[Dataset rows describing interfaces]
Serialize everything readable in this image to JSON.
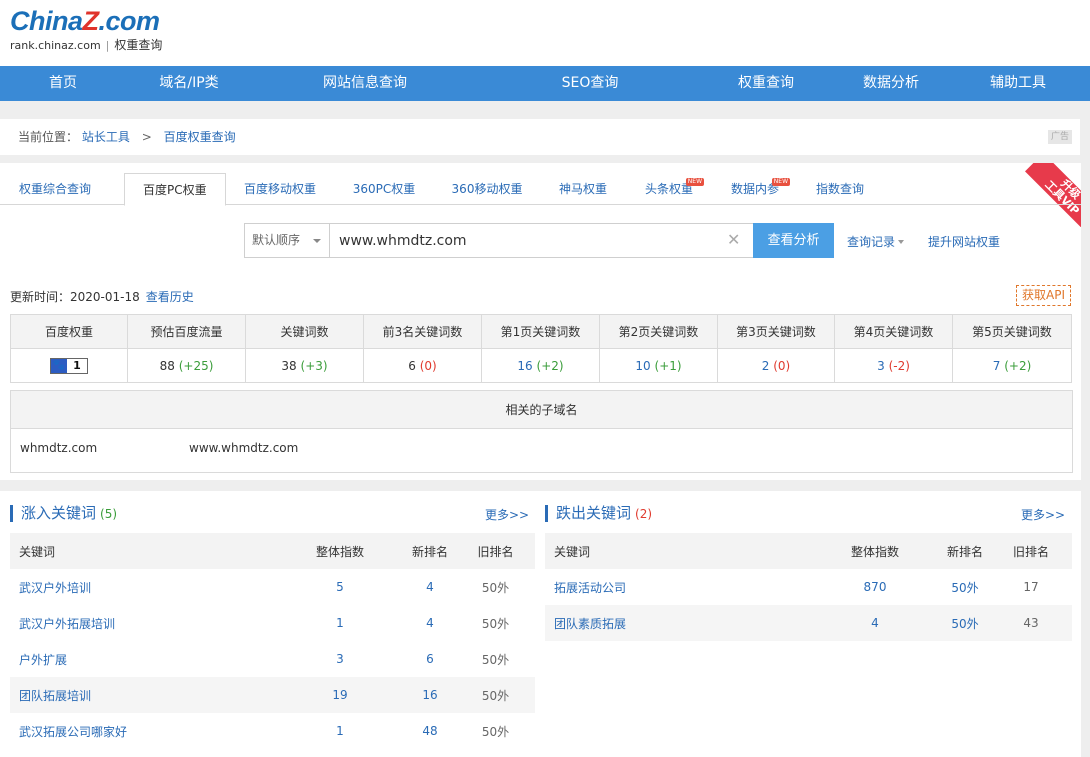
{
  "logo": {
    "brand_a": "China",
    "brand_z": "Z",
    "brand_b": ".com",
    "domain": "rank.chinaz.com",
    "sep": "|",
    "tagline": "权重查询"
  },
  "nav": [
    "首页",
    "域名/IP类",
    "网站信息查询",
    "SEO查询",
    "权重查询",
    "数据分析",
    "辅助工具"
  ],
  "breadcrumb": {
    "prefix": "当前位置：",
    "sep": ">",
    "items": [
      "站长工具",
      "百度权重查询"
    ],
    "ad": "广告"
  },
  "vip": {
    "line1": "升级",
    "line2": "工具VIP"
  },
  "tabs": [
    {
      "label": "权重综合查询"
    },
    {
      "label": "百度PC权重"
    },
    {
      "label": "百度移动权重"
    },
    {
      "label": "360PC权重"
    },
    {
      "label": "360移动权重"
    },
    {
      "label": "神马权重"
    },
    {
      "label": "头条权重",
      "badge": "NEW"
    },
    {
      "label": "数据内参",
      "badge": "NEW"
    },
    {
      "label": "指数查询"
    }
  ],
  "search": {
    "order": "默认顺序",
    "value": "www.whmdtz.com",
    "button": "查看分析",
    "history": "查询记录",
    "improve": "提升网站权重"
  },
  "update": {
    "label": "更新时间：2020-01-18",
    "history": "查看历史",
    "api": "获取API"
  },
  "stats": {
    "headers": [
      "百度权重",
      "预估百度流量",
      "关键词数",
      "前3名关键词数",
      "第1页关键词数",
      "第2页关键词数",
      "第3页关键词数",
      "第4页关键词数",
      "第5页关键词数"
    ],
    "rank": "1",
    "values": [
      {
        "v": "88",
        "d": "(+25)"
      },
      {
        "v": "38",
        "d": "(+3)"
      },
      {
        "v": "6",
        "d": "(0)"
      },
      {
        "v": "16",
        "d": "(+2)"
      },
      {
        "v": "10",
        "d": "(+1)"
      },
      {
        "v": "2",
        "d": "(0)"
      },
      {
        "v": "3",
        "d": "(-2)"
      },
      {
        "v": "7",
        "d": "(+2)"
      }
    ]
  },
  "subdomains": {
    "title": "相关的子域名",
    "items": [
      "whmdtz.com",
      "www.whmdtz.com"
    ]
  },
  "rising": {
    "title": "涨入关键词",
    "count": "(5)",
    "more": "更多>>",
    "headers": [
      "关键词",
      "整体指数",
      "新排名",
      "旧排名"
    ],
    "rows": [
      [
        "武汉户外培训",
        "5",
        "4",
        "50外"
      ],
      [
        "武汉户外拓展培训",
        "1",
        "4",
        "50外"
      ],
      [
        "户外扩展",
        "3",
        "6",
        "50外"
      ],
      [
        "团队拓展培训",
        "19",
        "16",
        "50外"
      ],
      [
        "武汉拓展公司哪家好",
        "1",
        "48",
        "50外"
      ]
    ]
  },
  "falling": {
    "title": "跌出关键词",
    "count": "(2)",
    "more": "更多>>",
    "headers": [
      "关键词",
      "整体指数",
      "新排名",
      "旧排名"
    ],
    "rows": [
      [
        "拓展活动公司",
        "870",
        "50外",
        "17"
      ],
      [
        "团队素质拓展",
        "4",
        "50外",
        "43"
      ]
    ]
  }
}
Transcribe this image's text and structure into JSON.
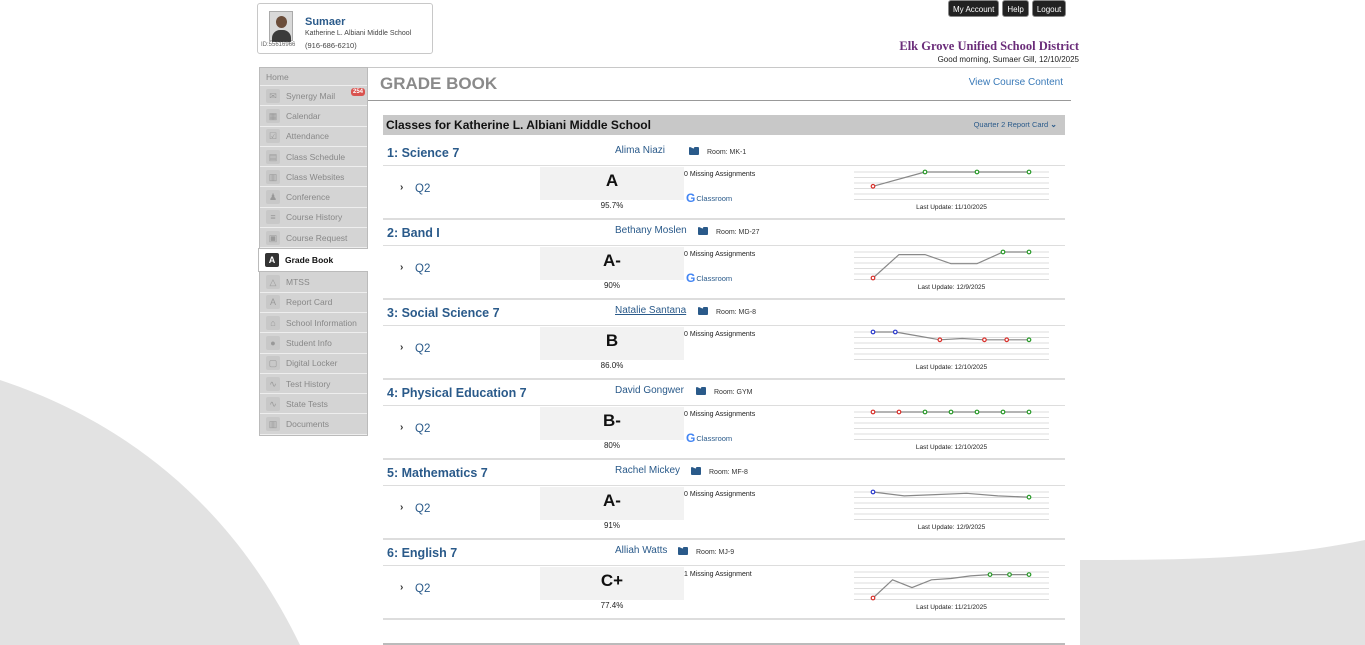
{
  "student": {
    "name": "Sumaer",
    "id": "ID:55616966",
    "school": "Katherine L. Albiani Middle School",
    "phone": "(916-686-6210)"
  },
  "top_buttons": [
    "My Account",
    "Help",
    "Logout"
  ],
  "district": "Elk Grove Unified School District",
  "greeting": "Good morning, Sumaer Gill, 12/10/2025",
  "nav": {
    "home": "Home",
    "items": [
      {
        "label": "Synergy Mail",
        "icon": "mail-icon",
        "badge": "254"
      },
      {
        "label": "Calendar",
        "icon": "calendar-icon"
      },
      {
        "label": "Attendance",
        "icon": "checkbox-icon"
      },
      {
        "label": "Class Schedule",
        "icon": "schedule-icon"
      },
      {
        "label": "Class Websites",
        "icon": "web-icon"
      },
      {
        "label": "Conference",
        "icon": "person-icon"
      },
      {
        "label": "Course History",
        "icon": "history-icon"
      },
      {
        "label": "Course Request",
        "icon": "request-icon"
      },
      {
        "label": "Grade Book",
        "icon": "gradebook-icon",
        "active": true
      },
      {
        "label": "MTSS",
        "icon": "mtss-icon"
      },
      {
        "label": "Report Card",
        "icon": "report-icon"
      },
      {
        "label": "School Information",
        "icon": "school-icon"
      },
      {
        "label": "Student Info",
        "icon": "student-icon"
      },
      {
        "label": "Digital Locker",
        "icon": "lock-icon"
      },
      {
        "label": "Test History",
        "icon": "chart-icon"
      },
      {
        "label": "State Tests",
        "icon": "chart-icon"
      },
      {
        "label": "Documents",
        "icon": "documents-icon"
      }
    ]
  },
  "page": {
    "title": "GRADE BOOK",
    "view_link": "View Course Content",
    "classes_header": "Classes for Katherine L. Albiani Middle School",
    "period_selector": "Quarter 2 Report Card"
  },
  "courses": [
    {
      "name": "1: Science 7",
      "teacher": "Alima Niazi",
      "room": "Room: MK-1",
      "quarter": "Q2",
      "grade": "A",
      "percent": "95.7%",
      "missing": "0 Missing Assignments",
      "classroom": "Classroom",
      "last_update": "Last Update: 11/10/2025",
      "trend": [
        {
          "v": 0.45,
          "c": "red"
        },
        {
          "v": 1.0,
          "c": "green"
        },
        {
          "v": 1.0,
          "c": "green"
        },
        {
          "v": 1.0,
          "c": "green"
        }
      ]
    },
    {
      "name": "2: Band I",
      "teacher": "Bethany Moslen",
      "room": "Room: MD-27",
      "quarter": "Q2",
      "grade": "A-",
      "percent": "90%",
      "missing": "0 Missing Assignments",
      "classroom": "Classroom",
      "last_update": "Last Update: 12/9/2025",
      "trend": [
        {
          "v": 0.0,
          "c": "red"
        },
        {
          "v": 0.9,
          "c": "none"
        },
        {
          "v": 0.9,
          "c": "none"
        },
        {
          "v": 0.55,
          "c": "none"
        },
        {
          "v": 0.55,
          "c": "none"
        },
        {
          "v": 1.0,
          "c": "green"
        },
        {
          "v": 1.0,
          "c": "green"
        }
      ]
    },
    {
      "name": "3: Social Science 7",
      "teacher": "Natalie Santana",
      "room": "Room: MG-8",
      "quarter": "Q2",
      "grade": "B",
      "percent": "86.0%",
      "missing": "0 Missing Assignments",
      "classroom": "",
      "last_update": "Last Update: 12/10/2025",
      "trend": [
        {
          "v": 1.0,
          "c": "blue"
        },
        {
          "v": 1.0,
          "c": "blue"
        },
        {
          "v": 0.85,
          "c": "none"
        },
        {
          "v": 0.7,
          "c": "red"
        },
        {
          "v": 0.75,
          "c": "none"
        },
        {
          "v": 0.7,
          "c": "red"
        },
        {
          "v": 0.7,
          "c": "red"
        },
        {
          "v": 0.7,
          "c": "green"
        }
      ]
    },
    {
      "name": "4: Physical Education 7",
      "teacher": "David Gongwer",
      "room": "Room: GYM",
      "quarter": "Q2",
      "grade": "B-",
      "percent": "80%",
      "missing": "0 Missing Assignments",
      "classroom": "Classroom",
      "last_update": "Last Update: 12/10/2025",
      "trend": [
        {
          "v": 1.0,
          "c": "red"
        },
        {
          "v": 1.0,
          "c": "red"
        },
        {
          "v": 1.0,
          "c": "green"
        },
        {
          "v": 1.0,
          "c": "green"
        },
        {
          "v": 1.0,
          "c": "green"
        },
        {
          "v": 1.0,
          "c": "green"
        },
        {
          "v": 1.0,
          "c": "green"
        }
      ]
    },
    {
      "name": "5: Mathematics 7",
      "teacher": "Rachel Mickey",
      "room": "Room: MF-8",
      "quarter": "Q2",
      "grade": "A-",
      "percent": "91%",
      "missing": "0 Missing Assignments",
      "classroom": "",
      "last_update": "Last Update: 12/9/2025",
      "trend": [
        {
          "v": 1.0,
          "c": "blue"
        },
        {
          "v": 0.85,
          "c": "none"
        },
        {
          "v": 0.9,
          "c": "none"
        },
        {
          "v": 0.95,
          "c": "none"
        },
        {
          "v": 0.85,
          "c": "none"
        },
        {
          "v": 0.8,
          "c": "green"
        }
      ]
    },
    {
      "name": "6: English 7",
      "teacher": "Alliah Watts",
      "room": "Room: MJ-9",
      "quarter": "Q2",
      "grade": "C+",
      "percent": "77.4%",
      "missing": "1 Missing Assignment",
      "classroom": "",
      "last_update": "Last Update: 11/21/2025",
      "trend": [
        {
          "v": 0.0,
          "c": "red"
        },
        {
          "v": 0.7,
          "c": "none"
        },
        {
          "v": 0.4,
          "c": "none"
        },
        {
          "v": 0.7,
          "c": "none"
        },
        {
          "v": 0.75,
          "c": "none"
        },
        {
          "v": 0.85,
          "c": "none"
        },
        {
          "v": 0.9,
          "c": "green"
        },
        {
          "v": 0.9,
          "c": "green"
        },
        {
          "v": 0.9,
          "c": "green"
        }
      ]
    }
  ],
  "colors": {
    "link": "#2a5a8a",
    "district": "#6b2d7a",
    "red": "#d9302b",
    "green": "#2a9a2a",
    "blue": "#2a3acd"
  }
}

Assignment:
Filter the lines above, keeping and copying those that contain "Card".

Response box:
        "label": "Report Card",
    "period_selector": "Quarter 2 Report Card"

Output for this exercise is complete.